→ **DIRECTIONS**: From the material below, pull each line containing the string "label".
- - - -
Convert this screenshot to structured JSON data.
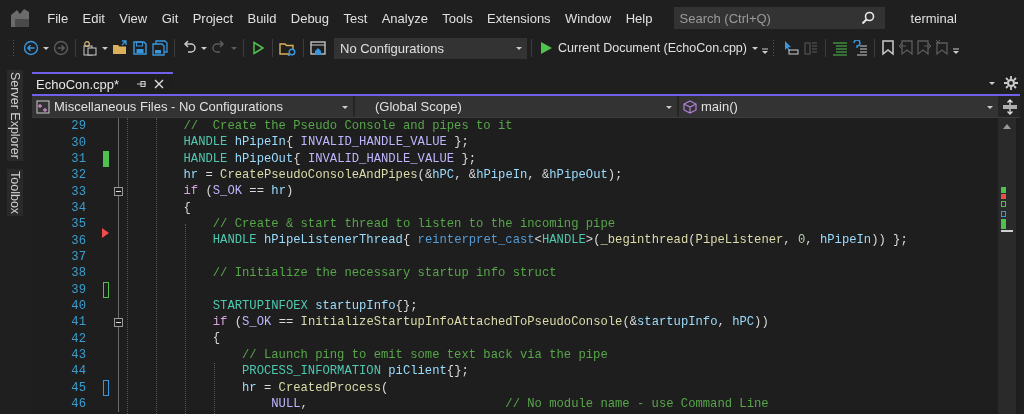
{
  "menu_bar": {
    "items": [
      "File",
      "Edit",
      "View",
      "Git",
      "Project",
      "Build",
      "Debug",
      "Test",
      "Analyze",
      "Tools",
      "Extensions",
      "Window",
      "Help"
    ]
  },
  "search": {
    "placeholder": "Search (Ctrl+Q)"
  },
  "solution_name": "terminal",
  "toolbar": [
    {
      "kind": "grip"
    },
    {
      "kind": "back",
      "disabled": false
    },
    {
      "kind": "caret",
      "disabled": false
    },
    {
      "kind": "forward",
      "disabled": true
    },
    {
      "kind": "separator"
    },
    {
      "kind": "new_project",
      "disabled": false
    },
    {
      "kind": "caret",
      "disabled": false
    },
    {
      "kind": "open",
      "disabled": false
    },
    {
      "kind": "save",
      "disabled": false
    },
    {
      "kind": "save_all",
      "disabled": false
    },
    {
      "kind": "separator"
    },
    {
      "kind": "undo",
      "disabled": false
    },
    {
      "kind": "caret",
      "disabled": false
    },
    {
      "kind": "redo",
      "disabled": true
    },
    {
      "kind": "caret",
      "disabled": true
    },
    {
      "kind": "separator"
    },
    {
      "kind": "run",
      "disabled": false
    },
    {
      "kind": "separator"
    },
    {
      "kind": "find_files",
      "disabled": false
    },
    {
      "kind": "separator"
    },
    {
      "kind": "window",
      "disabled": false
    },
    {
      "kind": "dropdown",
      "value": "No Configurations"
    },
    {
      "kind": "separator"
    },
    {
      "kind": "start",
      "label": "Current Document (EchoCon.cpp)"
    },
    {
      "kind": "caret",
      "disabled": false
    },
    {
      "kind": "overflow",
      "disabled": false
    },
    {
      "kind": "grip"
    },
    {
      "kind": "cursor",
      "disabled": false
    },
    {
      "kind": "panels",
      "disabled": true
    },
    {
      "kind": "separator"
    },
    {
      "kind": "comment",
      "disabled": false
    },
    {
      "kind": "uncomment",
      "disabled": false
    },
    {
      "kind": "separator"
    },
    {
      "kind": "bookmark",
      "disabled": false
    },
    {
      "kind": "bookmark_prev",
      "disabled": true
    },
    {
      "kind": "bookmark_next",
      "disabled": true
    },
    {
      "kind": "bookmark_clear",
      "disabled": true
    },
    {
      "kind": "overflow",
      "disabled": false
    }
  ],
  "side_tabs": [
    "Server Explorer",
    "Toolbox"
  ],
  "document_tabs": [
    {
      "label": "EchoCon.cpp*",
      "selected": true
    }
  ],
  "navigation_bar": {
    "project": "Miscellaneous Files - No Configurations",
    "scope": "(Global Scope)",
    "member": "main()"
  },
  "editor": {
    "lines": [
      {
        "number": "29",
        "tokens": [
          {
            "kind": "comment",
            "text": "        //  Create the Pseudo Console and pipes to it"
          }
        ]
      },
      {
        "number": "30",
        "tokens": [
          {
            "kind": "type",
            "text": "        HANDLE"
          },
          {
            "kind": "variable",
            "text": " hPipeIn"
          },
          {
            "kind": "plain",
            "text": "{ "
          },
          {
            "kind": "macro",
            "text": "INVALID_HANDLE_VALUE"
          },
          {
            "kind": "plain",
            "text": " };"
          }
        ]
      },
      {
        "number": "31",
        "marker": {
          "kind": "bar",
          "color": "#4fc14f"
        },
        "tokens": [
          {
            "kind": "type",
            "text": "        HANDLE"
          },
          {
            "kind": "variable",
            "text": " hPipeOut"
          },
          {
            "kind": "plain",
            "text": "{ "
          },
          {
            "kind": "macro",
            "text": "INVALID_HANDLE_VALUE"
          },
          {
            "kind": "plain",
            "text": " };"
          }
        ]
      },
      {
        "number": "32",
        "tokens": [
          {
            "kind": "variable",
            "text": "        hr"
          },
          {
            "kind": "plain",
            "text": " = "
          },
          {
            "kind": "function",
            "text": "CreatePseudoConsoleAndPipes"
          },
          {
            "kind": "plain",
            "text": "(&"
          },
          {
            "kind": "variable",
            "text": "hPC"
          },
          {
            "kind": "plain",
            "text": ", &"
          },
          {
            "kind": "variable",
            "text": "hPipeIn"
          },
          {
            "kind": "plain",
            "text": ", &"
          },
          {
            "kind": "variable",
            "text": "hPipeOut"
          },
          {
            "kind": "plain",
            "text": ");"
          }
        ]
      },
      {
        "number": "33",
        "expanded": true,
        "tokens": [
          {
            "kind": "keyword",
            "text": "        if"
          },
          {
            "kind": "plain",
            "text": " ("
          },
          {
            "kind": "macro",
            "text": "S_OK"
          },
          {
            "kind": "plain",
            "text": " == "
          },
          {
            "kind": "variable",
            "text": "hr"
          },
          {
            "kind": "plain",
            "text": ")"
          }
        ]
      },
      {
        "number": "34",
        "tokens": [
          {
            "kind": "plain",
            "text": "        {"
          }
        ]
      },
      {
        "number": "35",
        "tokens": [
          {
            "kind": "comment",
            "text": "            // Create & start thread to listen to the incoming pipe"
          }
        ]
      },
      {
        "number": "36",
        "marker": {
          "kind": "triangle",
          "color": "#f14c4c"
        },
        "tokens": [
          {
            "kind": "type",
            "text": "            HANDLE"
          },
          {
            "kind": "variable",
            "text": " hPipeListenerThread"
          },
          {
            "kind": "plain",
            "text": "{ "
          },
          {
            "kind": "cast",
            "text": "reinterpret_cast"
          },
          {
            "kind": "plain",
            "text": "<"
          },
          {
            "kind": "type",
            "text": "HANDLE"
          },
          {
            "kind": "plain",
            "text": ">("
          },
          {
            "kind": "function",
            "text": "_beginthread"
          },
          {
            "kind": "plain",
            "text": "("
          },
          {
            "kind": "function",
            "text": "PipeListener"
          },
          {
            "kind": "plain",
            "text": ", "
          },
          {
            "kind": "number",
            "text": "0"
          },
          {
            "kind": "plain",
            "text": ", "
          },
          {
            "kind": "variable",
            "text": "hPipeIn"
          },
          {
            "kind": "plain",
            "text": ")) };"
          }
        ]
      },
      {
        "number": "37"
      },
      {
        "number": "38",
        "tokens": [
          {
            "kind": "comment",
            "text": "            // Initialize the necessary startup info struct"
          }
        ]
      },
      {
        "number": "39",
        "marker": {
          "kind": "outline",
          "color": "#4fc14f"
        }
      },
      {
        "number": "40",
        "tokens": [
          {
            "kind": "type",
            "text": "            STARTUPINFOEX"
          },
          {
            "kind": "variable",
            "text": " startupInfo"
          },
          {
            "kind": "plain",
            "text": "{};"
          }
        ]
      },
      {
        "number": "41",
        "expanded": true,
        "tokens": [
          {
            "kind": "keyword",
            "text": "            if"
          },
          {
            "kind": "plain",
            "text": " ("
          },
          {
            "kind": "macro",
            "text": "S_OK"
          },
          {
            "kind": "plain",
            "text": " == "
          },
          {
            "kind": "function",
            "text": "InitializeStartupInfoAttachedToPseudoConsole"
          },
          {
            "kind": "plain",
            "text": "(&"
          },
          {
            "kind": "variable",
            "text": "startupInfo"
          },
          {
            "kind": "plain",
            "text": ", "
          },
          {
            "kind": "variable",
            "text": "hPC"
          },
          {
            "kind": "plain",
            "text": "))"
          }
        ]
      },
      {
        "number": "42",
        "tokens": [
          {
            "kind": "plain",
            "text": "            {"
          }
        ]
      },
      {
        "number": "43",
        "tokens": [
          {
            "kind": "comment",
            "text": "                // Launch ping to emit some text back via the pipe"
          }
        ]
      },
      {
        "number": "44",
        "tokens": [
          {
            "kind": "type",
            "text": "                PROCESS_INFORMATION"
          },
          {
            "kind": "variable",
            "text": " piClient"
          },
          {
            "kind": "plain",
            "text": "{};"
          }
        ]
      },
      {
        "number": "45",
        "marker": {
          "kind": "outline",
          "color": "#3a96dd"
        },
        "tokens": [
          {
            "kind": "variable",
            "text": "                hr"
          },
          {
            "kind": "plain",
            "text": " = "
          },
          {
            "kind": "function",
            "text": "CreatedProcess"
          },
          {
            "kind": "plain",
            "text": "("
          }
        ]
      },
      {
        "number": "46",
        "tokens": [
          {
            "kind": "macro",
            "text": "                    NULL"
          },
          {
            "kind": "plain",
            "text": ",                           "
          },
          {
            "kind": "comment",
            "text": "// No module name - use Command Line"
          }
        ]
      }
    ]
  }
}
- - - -
→ **SOLUTION BELOW**:
      "label": "Current Document (EchoCon.cpp)"
      "label": "EchoCon.cpp*",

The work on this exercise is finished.